Stored records
○ ○ ○ ○ ○

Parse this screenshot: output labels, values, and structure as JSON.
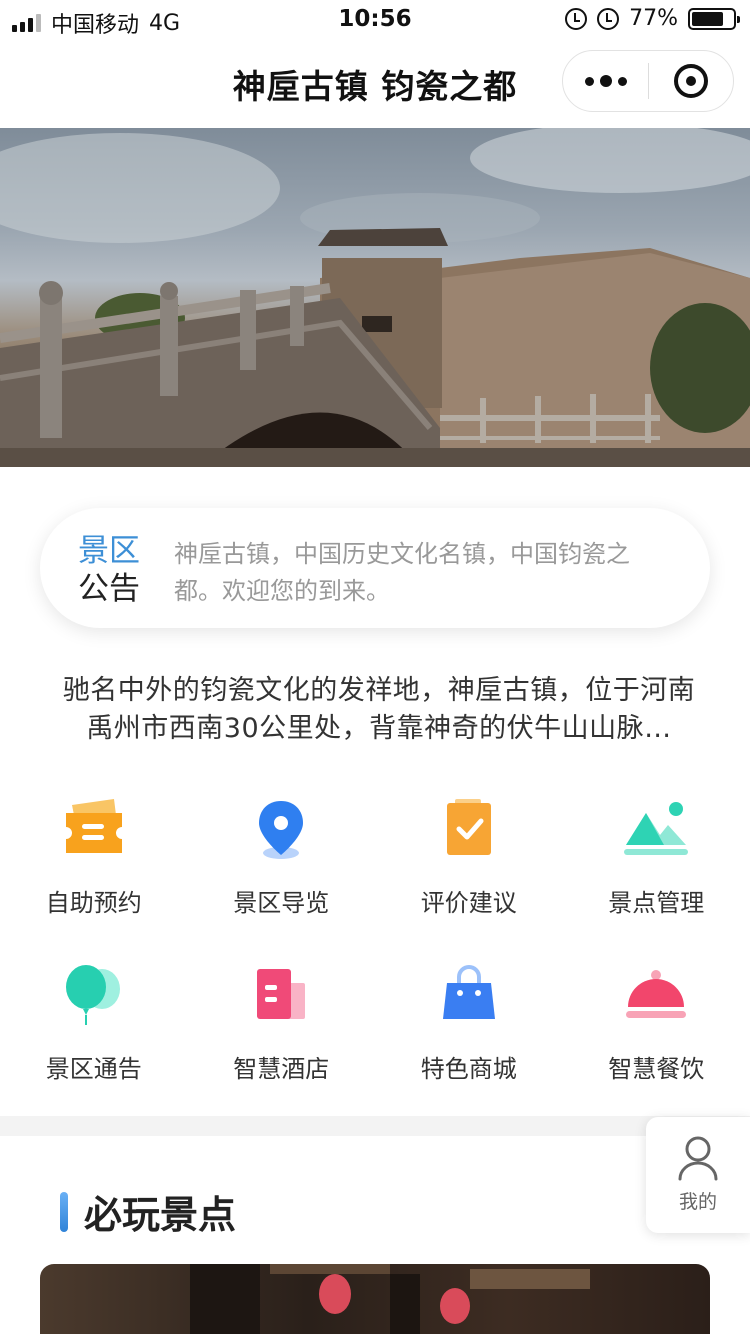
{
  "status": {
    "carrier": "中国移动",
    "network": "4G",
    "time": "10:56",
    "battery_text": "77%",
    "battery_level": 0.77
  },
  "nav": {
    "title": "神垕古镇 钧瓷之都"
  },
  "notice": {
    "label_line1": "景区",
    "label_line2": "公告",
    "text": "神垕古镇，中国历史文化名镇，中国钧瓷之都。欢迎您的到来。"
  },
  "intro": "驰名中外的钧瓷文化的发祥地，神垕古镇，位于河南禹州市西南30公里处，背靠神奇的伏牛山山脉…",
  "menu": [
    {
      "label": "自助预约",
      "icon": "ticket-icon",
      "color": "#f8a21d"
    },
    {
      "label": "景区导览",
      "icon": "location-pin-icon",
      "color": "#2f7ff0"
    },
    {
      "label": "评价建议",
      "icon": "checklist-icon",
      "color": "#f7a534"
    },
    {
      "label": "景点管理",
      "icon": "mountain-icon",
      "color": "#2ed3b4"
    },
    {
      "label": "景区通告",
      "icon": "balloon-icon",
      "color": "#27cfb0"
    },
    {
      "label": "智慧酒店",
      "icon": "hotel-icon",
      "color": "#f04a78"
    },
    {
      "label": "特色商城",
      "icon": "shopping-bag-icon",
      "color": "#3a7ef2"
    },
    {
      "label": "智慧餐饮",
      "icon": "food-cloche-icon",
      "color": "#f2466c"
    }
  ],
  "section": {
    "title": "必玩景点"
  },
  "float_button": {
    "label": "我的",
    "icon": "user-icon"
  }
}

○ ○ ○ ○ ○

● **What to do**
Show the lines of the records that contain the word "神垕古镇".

● **Exercise solution**
    "title": "神垕古镇 钧瓷之都"
    "text": "神垕古镇，中国历史文化名镇，中国钧瓷之都。欢迎您的到来。"
  "intro": "驰名中外的钧瓷文化的发祥地，神垕古镇，位于河南禹州市西南30公里处，背靠神奇的伏牛山山脉…",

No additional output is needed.